Boeing: possible electrical issue in some 737 Max aircraft

The company said that the new problem was unrelated to the flight-control system.

Aerospace supplier with Everett site files for bankruptcy

Wichita-based TECT Aerospace filed for Chapter 11 and plans to sell an Everett manufacturing facility.

Edmonds grocery store workers may soon earn hazard pay

Some employers are required to increase wages by $4 an hour, the city council voted Tuesday.

What local firms are doing to promote diversity and equity

Here’s how some of Snohomish County’s biggest companies and organizations say they are making a difference.

Boeing President Ron Woodard, fifth from left, breaks ground with Boeing officials to make way for the Boeing Commercial Airplane Group Headquarters Office Building at the Longacres Park site in Renton Wash. Wednesday, May 14, 1997. (AP Photo/Loren Callahan)
For sale: Boeing’s Commercial Airplanes headquarters in Renton

A large warehouse on the Bomarc property in Everett also is for sale.

Snehal Patel, Global Head of Cell Therapy Manufacturing at Bristol Myers Squibb, stand outside the facility on Monday, March 29, 2021 in Bothell, Washington. A Bristol Myers Squibb facility in Bothell is one of four facilities in the United States where the company supercharges a person's T-cells to better fight blood cancers. The facility uses a virus  -- a viral delivery system -- to add punch to an individual's T-cells. The T-cells are then returned to the person better-equipped to destroy cancer cells.  (Andy Bronson / The Herald)
Cancer patients nationwide send their blood cells to Bothell

At a Bristol Myers Squibb lab, the cells are altered and returned to patients fighting non-Hodgkin’s lymphoma.

Brett Smith, CEO of Propeller Airports, shares a scene from the March 4, 2019 opening of the commercial airline terminal at Paine Field during a Lynnwood Chamber of Commerce virtual gathering on March 17, 2021. From a screenshot.
Passenger service at Paine Field is gradually bouncing back

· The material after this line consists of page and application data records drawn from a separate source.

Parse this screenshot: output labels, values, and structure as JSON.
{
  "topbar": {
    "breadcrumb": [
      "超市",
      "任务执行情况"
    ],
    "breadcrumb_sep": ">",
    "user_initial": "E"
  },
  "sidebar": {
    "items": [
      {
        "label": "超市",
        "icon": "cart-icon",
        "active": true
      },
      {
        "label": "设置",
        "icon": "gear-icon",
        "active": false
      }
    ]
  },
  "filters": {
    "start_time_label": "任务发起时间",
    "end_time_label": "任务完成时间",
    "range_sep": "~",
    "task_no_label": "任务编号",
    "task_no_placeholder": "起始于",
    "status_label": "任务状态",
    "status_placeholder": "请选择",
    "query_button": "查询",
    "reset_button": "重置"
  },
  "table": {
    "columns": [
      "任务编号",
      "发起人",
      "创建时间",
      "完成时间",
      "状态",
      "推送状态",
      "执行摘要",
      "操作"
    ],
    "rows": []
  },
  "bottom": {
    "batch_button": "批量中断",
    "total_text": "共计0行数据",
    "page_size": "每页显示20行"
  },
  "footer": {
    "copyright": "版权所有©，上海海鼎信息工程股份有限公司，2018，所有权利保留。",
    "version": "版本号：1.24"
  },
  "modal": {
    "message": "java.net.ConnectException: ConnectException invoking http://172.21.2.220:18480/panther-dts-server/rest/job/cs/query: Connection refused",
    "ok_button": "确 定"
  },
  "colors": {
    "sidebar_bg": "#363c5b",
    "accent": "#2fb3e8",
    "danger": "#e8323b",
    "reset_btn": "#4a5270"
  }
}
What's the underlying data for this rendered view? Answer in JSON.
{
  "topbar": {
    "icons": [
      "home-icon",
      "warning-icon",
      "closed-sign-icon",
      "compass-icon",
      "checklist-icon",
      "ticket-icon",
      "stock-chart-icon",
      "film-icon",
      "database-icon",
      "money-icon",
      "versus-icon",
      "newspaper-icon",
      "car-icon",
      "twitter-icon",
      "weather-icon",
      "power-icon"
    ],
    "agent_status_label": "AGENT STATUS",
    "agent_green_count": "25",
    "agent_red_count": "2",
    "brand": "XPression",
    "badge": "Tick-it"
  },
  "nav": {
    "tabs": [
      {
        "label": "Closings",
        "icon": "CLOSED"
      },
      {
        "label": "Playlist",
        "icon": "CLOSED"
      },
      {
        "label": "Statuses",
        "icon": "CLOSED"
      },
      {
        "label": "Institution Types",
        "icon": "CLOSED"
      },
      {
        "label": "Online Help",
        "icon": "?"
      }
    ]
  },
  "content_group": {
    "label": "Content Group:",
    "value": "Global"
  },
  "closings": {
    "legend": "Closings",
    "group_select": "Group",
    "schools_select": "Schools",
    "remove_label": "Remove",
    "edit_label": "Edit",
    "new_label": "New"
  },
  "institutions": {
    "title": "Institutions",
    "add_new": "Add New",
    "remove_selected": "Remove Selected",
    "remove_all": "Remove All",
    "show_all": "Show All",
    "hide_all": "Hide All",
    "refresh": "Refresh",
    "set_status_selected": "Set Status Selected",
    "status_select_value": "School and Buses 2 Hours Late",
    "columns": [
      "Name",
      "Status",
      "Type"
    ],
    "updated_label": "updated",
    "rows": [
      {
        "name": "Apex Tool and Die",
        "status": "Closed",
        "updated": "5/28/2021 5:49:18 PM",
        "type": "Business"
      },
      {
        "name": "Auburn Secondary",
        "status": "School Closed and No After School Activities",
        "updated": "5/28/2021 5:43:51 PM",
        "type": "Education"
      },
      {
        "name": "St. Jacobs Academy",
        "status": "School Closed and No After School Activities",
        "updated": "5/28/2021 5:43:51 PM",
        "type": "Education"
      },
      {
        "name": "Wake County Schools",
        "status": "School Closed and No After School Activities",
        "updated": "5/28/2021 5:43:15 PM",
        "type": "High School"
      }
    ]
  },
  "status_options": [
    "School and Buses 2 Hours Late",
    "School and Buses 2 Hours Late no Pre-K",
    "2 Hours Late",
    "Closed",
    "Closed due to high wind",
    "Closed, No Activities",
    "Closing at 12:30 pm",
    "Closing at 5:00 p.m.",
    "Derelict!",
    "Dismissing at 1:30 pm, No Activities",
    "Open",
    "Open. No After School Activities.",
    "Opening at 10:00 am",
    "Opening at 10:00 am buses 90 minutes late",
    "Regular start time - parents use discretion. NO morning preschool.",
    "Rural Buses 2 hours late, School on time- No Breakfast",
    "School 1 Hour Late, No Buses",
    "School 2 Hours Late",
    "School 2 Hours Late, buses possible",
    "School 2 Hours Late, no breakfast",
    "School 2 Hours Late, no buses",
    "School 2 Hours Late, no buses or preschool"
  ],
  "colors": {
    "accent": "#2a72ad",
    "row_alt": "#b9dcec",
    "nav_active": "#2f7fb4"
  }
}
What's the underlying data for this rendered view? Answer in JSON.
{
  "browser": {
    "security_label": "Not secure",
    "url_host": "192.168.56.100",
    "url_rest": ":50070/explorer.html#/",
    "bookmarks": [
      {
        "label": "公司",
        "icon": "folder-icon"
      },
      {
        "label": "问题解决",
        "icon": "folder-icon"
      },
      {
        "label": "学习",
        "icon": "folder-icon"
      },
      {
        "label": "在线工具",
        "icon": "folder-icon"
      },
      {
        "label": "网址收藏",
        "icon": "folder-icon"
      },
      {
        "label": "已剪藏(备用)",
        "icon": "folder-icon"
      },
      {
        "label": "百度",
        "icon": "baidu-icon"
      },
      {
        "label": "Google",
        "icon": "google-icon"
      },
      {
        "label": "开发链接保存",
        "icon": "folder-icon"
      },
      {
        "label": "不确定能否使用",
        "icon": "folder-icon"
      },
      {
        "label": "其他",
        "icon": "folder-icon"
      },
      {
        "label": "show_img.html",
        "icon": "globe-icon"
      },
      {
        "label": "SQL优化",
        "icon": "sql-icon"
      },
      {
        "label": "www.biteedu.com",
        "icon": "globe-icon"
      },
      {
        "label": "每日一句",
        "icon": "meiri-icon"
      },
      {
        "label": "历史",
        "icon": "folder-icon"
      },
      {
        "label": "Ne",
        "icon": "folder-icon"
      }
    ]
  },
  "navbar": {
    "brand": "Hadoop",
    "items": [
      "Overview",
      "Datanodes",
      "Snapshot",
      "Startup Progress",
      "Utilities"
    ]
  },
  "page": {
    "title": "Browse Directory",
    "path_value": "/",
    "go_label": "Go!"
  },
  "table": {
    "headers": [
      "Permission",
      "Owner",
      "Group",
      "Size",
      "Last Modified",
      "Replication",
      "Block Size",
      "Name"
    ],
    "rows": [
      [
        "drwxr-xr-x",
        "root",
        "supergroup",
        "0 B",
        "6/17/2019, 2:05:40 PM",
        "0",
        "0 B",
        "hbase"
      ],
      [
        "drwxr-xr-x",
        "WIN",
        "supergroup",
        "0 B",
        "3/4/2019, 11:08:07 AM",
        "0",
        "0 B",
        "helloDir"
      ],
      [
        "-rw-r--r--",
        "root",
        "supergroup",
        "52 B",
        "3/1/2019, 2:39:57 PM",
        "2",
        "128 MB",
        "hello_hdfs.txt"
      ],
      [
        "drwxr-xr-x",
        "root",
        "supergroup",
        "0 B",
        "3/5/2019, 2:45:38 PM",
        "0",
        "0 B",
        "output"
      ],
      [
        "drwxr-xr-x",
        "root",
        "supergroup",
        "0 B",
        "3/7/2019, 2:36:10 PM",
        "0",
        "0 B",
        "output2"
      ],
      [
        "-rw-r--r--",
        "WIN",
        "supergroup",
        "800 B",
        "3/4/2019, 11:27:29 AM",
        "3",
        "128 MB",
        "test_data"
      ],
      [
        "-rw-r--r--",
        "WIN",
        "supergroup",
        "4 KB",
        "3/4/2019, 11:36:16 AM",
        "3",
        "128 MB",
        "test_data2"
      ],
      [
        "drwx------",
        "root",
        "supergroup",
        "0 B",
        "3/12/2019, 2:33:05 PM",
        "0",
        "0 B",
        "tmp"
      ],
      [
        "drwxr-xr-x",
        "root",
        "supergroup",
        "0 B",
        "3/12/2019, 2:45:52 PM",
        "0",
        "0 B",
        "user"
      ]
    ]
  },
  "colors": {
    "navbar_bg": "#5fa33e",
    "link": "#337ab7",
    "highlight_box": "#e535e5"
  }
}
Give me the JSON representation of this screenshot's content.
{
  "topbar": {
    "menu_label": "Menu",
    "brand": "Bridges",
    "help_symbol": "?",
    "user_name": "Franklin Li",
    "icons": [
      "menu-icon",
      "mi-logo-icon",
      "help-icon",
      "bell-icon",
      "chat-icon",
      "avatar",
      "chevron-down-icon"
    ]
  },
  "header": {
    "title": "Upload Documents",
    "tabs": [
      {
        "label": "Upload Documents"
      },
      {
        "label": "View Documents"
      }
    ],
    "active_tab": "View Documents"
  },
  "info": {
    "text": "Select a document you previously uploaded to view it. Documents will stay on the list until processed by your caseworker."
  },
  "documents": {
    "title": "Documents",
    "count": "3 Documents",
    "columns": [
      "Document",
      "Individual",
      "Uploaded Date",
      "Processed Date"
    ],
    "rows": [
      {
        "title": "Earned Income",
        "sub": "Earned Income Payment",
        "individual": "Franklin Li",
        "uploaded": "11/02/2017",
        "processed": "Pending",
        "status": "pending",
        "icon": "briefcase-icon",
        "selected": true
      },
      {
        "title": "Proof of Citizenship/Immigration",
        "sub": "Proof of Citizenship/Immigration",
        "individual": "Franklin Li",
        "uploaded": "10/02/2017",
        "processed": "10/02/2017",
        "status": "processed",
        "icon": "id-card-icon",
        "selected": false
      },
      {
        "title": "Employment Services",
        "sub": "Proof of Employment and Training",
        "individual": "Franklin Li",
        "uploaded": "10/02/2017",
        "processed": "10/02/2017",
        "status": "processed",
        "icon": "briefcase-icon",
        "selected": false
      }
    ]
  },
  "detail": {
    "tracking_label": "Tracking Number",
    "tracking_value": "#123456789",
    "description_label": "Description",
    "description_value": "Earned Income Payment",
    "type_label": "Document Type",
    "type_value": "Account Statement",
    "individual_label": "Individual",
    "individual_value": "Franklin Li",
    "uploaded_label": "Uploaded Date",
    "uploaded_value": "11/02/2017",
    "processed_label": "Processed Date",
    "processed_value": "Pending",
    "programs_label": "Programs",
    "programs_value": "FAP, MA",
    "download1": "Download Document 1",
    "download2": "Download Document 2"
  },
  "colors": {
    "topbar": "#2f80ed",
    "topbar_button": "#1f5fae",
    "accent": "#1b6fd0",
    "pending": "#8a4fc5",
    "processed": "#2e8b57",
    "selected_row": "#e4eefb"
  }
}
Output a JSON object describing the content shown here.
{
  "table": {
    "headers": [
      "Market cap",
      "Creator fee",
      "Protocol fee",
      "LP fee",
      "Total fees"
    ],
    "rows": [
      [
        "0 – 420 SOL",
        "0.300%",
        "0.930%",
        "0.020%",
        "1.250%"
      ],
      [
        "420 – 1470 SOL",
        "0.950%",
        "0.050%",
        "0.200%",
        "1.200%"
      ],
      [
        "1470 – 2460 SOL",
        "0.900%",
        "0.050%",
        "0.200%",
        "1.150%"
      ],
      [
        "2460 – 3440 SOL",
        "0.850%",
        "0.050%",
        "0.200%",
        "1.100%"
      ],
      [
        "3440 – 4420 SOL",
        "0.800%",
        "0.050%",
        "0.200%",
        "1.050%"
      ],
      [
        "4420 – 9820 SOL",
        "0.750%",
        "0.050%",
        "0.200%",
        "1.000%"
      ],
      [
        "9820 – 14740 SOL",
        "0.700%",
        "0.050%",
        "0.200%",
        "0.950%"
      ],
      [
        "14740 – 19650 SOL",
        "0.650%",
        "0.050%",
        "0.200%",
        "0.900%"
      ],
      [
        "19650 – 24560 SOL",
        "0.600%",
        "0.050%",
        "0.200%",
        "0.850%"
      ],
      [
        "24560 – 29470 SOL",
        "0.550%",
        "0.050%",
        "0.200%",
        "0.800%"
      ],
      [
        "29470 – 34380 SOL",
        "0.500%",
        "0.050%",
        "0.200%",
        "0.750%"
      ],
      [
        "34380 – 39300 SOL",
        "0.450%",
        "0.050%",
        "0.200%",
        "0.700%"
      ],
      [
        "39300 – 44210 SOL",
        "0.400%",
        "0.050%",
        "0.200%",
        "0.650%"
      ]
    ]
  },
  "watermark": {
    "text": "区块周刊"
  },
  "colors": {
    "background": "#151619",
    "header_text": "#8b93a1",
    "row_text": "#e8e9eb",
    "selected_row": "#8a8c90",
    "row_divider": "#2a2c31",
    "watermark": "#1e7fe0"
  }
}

Terminal operator Propeller Airports foresees a possible upswing by June as air travel rebounds.

Terrie Battuello (Port of Everett)
Port of Everett economic director to join Economic Alliance

Terry Battuello will fill a newly created economic development position at the public-private nonprofit.